-- Opening Marker --

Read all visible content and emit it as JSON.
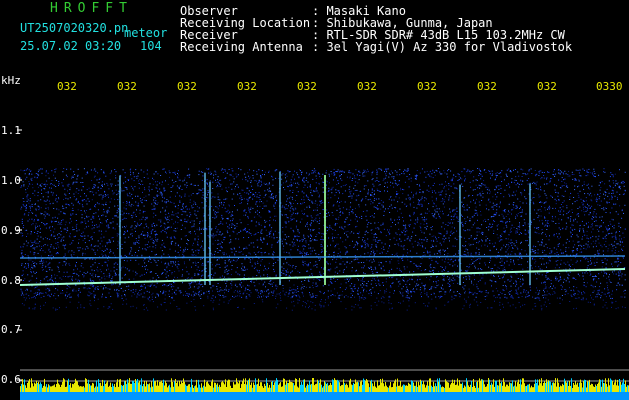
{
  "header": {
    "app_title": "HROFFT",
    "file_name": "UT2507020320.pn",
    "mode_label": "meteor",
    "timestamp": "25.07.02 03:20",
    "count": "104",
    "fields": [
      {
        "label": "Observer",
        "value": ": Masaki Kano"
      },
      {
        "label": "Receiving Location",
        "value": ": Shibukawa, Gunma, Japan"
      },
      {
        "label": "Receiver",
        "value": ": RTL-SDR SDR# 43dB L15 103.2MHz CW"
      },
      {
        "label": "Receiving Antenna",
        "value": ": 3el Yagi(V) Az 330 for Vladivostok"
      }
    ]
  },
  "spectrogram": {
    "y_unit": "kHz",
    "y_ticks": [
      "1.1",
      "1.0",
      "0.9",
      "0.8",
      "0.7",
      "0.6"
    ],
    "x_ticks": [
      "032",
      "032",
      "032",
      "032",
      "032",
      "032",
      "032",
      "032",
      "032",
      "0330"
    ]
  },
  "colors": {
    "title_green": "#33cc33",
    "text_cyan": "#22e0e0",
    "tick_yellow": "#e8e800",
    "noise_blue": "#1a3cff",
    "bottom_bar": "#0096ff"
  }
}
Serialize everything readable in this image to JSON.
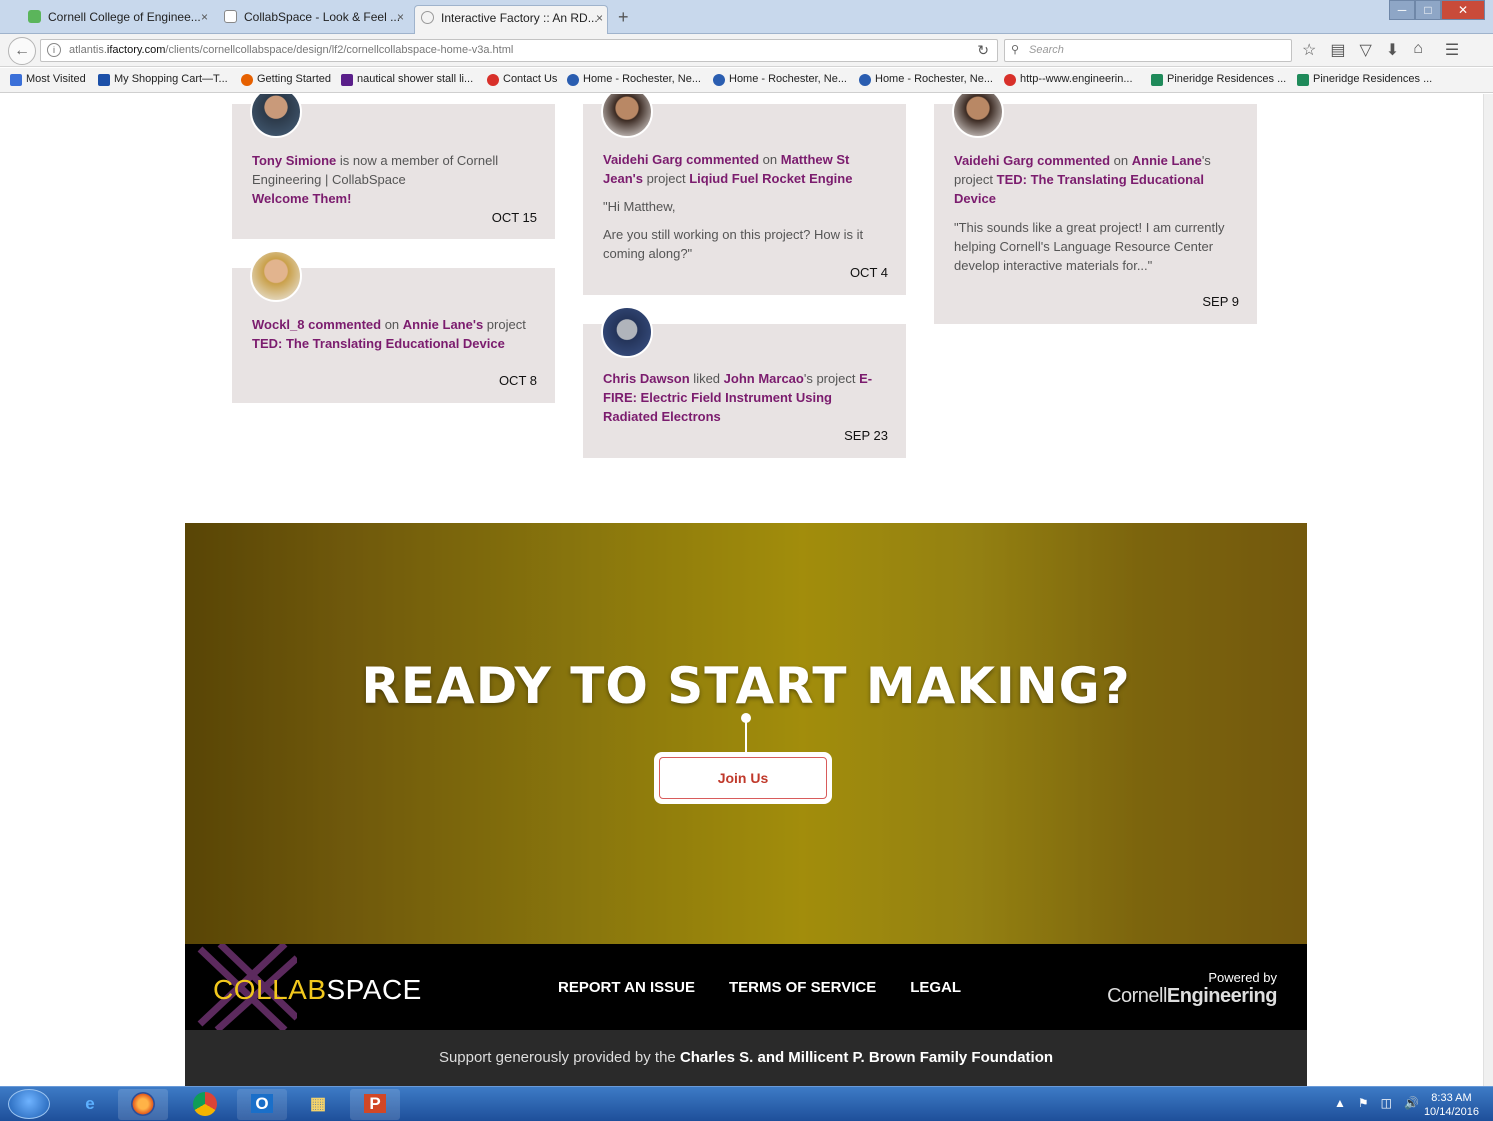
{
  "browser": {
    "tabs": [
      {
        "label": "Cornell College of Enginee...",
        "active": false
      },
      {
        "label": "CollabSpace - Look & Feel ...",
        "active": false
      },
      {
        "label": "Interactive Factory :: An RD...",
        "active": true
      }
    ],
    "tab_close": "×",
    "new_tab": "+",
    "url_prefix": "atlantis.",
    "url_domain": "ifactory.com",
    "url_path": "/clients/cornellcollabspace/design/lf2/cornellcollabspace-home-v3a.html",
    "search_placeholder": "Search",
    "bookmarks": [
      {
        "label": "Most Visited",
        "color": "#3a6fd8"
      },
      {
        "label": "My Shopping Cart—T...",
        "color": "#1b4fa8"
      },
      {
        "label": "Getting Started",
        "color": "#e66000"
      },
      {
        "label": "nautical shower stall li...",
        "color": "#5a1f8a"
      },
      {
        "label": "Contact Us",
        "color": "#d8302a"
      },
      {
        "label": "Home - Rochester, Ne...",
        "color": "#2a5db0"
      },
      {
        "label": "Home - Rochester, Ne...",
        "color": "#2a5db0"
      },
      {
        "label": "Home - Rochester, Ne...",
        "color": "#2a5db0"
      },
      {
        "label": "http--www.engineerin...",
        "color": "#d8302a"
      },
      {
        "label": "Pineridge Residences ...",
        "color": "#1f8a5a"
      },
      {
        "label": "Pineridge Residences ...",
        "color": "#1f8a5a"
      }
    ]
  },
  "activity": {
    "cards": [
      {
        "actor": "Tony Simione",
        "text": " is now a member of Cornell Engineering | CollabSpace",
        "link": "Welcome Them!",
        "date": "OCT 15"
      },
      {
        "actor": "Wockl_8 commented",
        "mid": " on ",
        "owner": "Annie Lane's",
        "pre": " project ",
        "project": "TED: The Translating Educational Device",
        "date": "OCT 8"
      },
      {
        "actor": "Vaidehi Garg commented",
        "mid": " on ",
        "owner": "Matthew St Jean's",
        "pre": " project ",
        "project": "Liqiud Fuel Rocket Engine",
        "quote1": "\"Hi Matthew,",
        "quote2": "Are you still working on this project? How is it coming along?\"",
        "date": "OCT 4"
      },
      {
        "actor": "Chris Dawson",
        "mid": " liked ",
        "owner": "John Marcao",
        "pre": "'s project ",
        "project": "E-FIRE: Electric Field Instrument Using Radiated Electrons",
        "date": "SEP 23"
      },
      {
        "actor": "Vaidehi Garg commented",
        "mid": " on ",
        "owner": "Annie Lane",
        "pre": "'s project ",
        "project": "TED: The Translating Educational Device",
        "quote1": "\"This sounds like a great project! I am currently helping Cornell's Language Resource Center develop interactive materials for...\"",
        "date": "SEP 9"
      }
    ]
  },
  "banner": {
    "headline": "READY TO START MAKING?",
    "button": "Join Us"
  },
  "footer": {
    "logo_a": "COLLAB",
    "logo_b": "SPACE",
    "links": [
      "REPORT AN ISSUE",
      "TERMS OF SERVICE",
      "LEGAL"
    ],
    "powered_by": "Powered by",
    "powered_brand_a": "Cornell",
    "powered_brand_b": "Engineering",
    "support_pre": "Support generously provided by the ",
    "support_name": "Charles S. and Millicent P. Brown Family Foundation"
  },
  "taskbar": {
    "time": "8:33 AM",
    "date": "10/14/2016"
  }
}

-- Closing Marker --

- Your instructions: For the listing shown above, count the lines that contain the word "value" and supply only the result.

- Answer box: 4